We all know we're biased towards perhaps our expertise and our particular specialty, but if we work together, we reduce that risk. Increased cross-referral. You alluded to radiation potentially playing a role in certain cases of BCR. Increased patient participation in clinical trials, absolutely. There's more awareness of what trials might be available if we're seeing these patients together and working together. And by the way, there's much more opportunity for us all to collaborate in research as well, as providers. There's also increased adherence to treatment guidelines and enhanced shared decision making that's really patient informed. So I think a lot of real measurable benefits of multidisciplinary care, and when combined these factors could even improve patient survival outcomes. So indeed there is evidence that multidisciplinary care clinics and multidisciplinary care referrals can be beneficial in prostate cancer, but still the evidence of that kind of care implemented for the treatment of patients with high risk BCR is rare and I think remains an area that's an unmet need and an area of opportunity. So, Alicia, put it all together for us. We've heard about the definition of BCR, we've heard about risk stratification, we've heard about systemic therapies and emerging therapies.

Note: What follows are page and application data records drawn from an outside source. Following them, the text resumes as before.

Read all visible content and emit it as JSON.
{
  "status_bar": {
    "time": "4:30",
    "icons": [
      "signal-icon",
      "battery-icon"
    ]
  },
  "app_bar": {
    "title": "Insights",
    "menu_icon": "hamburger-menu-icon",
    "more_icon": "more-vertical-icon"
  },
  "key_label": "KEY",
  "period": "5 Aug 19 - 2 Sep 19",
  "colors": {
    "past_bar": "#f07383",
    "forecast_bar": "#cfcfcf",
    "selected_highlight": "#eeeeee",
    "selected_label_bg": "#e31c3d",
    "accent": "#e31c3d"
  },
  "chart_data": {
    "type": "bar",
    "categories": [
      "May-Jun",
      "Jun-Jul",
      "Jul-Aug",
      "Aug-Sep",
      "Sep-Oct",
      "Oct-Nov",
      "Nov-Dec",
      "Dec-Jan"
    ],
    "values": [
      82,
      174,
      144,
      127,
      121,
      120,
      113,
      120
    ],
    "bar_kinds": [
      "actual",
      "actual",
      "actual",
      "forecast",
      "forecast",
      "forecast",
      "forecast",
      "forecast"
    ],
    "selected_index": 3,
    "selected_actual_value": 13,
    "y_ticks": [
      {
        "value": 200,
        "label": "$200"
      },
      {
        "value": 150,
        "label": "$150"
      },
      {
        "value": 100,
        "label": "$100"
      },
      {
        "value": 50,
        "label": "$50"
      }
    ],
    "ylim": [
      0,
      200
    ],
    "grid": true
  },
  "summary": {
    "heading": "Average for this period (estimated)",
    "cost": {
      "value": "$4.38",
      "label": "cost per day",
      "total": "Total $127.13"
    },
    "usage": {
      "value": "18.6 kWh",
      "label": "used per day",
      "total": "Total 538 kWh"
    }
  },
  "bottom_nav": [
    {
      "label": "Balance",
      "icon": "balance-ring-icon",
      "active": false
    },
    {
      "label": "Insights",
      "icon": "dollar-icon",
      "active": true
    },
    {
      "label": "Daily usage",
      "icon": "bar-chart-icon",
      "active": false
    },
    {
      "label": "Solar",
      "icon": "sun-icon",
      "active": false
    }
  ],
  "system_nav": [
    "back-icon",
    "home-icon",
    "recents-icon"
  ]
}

We've heard about the importance of multidisciplinary care in this setting. How would you put it all together?

Alicia Morgans: Well, thank you. I think the first thing we have to recognize here is that biochemical recurrence is not as uncommon as we all wish it should be if we could cure more patients from the get-go. It absolutely happens and when it does, we need to make sure that we're using a risk stratified approach to identify those patients at the highest risk of having a complication from their cancer or dying from their disease. And in those patients, therapeutic advances have been made that help us meaningfully change the trajectory of disease, including that data that we have from the EMBARK trial, which really helped us understand that enzalutamide and ADT, or enzalutamide on its own can prolong metastasis free survival versus leuprolide in this high risk biochemical population. And I think as we ultimately implement these findings in our practices, we're going to be using newer technologies, we're going to be using PET scans, we're going to have to rely on the multidisciplinary approach to work together to really get the best treatments for our patients, whether they're systemic treatments or whether over time they may be more multidisciplinary type therapies, including radiation type approaches. And ultimately, as we do our best to work together as teams, we will be able to help improve the outcomes for our patients with biochemical recurrence.

Jason Efstathiou: Great. Thanks so much, Alicia. And obviously there's huge opportunity and high risk BCR, and we thank all the listeners for watching this video.

Alicia Morgans: Thank you.